With two weeks to go before the election, what voters don't want is more glib words and more mud-slinging. What they do want is for one of the candidates to offer a good reason to vote for him. "I'm not as bad as the other guy" won't cut it.
Barack Obama's 2008 slogan, "Yes we can," was based on the premise that he could bring us together. Yet it's pretty clear we haven't made much progress on that front -- and maybe things have never been worse.
Where the blame lies for that is a matter of opinion. But unity and cooperation are still what voters want more than anything.
As the Economist observed, "The closing weeks of this campaign promise to be both exciting and ugly. In place of soaring rhetoric about what can be done, expect to hear about what cannot. Somebody has to win in the end, but nobody will be setting this election to music."
Neither President Obama's name-calling nor Mitt Romney's pleas for fiscal discipline will turn the tide. In one of Mr. Romney's latest ads, his runningmate, Paul Ryan, declares: "We can't keep spending and borrowing like this. We can't just keep spending money we don't have." And why not, may I ask? We've gotten away with it so far.
It's true that the economy is an important issue, and the president is doing his best to divert attention from the dismal numbers and toward Mitt Romney's personal and business failings. He's pounding away with some pretty nasty stuff to show that Mr. Romney is out of touch with a vast swath of the American people.

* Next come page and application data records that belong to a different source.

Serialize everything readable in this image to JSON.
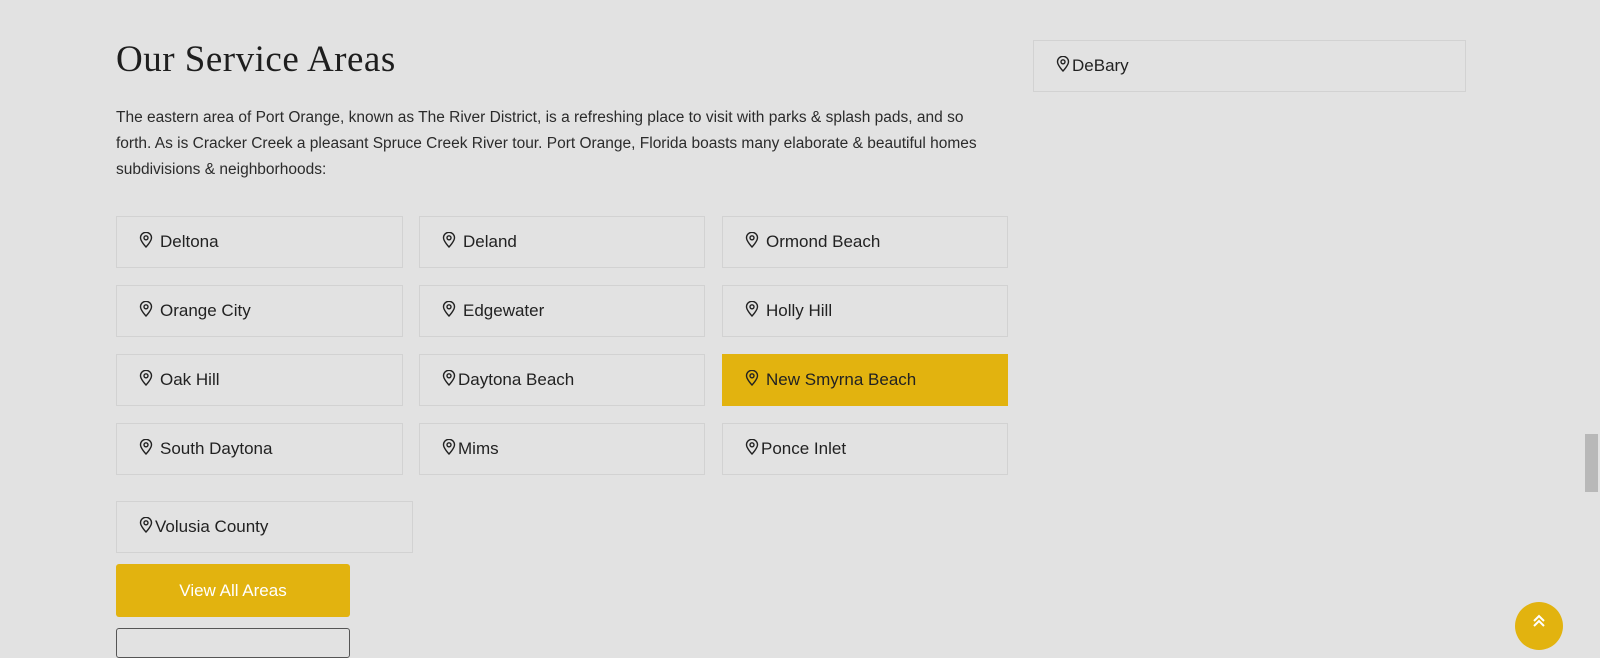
{
  "section": {
    "title": "Our Service Areas",
    "intro": "The eastern area of Port Orange, known as The River District, is a refreshing place to visit with parks & splash pads, and so forth. As is Cracker Creek a pleasant Spruce Creek River tour. Port Orange, Florida boasts many elaborate & beautiful homes subdivisions & neighborhoods:"
  },
  "icons": {
    "area": "location-pin-icon",
    "scroll_top": "double-chevron-up-icon"
  },
  "areas": [
    {
      "label": "Deltona"
    },
    {
      "label": "Deland"
    },
    {
      "label": "Ormond Beach"
    },
    {
      "label": "Orange City"
    },
    {
      "label": "Edgewater"
    },
    {
      "label": "Holly Hill"
    },
    {
      "label": "Oak Hill"
    },
    {
      "label": "Daytona Beach"
    },
    {
      "label": "New Smyrna Beach",
      "active": true
    },
    {
      "label": "South Daytona"
    },
    {
      "label": "Mims"
    },
    {
      "label": "Ponce Inlet"
    },
    {
      "label": "Volusia County"
    },
    {
      "label": "DeBary"
    }
  ],
  "cta": {
    "label": "View All Areas"
  },
  "colors": {
    "accent": "#e2b30f",
    "background": "#e2e2e2",
    "tile_border": "#d2d2d2"
  }
}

And up until the first debate, the challenger let him get away with this line of attack. But then he suddenly discovered what he could bring to the presidency that Barack Obama has only talked about: cooperation, the one thing the American people want above all others.
In talking about how he got his health-care plan for Massachusetts through the state legislature, Mr. Romney said: "First of all, I like the way we did it in my state. I like the fact that we had Republicans and Democrats come together and work together. What you [President Obama] did instead was to push through a plan without a single Republican vote. ...So entirely on a partisan basis, instead of bringing America together and having discussed an important topic, you pushed through something that you and Nancy Pelosi and Harry Reid thought was the best answer.
"What we did, in a legislature 87% Democrats, we worked together. Two hundred legislators in my legislature -- only two voted against the plan by the time we were finished."
So the strategy Mr. Romney should employ in the homestretch, under the banner "Let's work together," is to stress how he was able to work with both sides of the aisle in Massachusetts for the greater good and how he'll do the same thing as president.
And what would be even more effective would be to feature a Democratic testimonial in his ads to show how he brought both sides together. That's the tack Sen. Scott Brown has been effectively employing against his opponent Elizabeth Warren in Mr. Romney's home state.
In one commercial in a series of such testimonials, a former Democratic district attorney from Bristol County says: "We need a person like Scott Brown that 's going to say, "I don't care whose idea it is . I don't care if it's left or right, Democrat or Republican. This is a good idea; it's going to help people that are suffering.'"
John Cassidy, a columnist for The New Yorker, wrote a piece for the Financial Times the other day in which he poked a little fun at Mr. Romney's metamorphosis. Depicting himself as a Romney operative, he said "the dynamics of the marketplace have shifted in our favor just as we hoped they would. Ah, the power of marketing. Let nobody say you can't sell politicians like soap powder."
The last person who actually believed there was no connection between selling soap and selling politicians was Adlai Stevenson. And we know how well his campaigns turned out.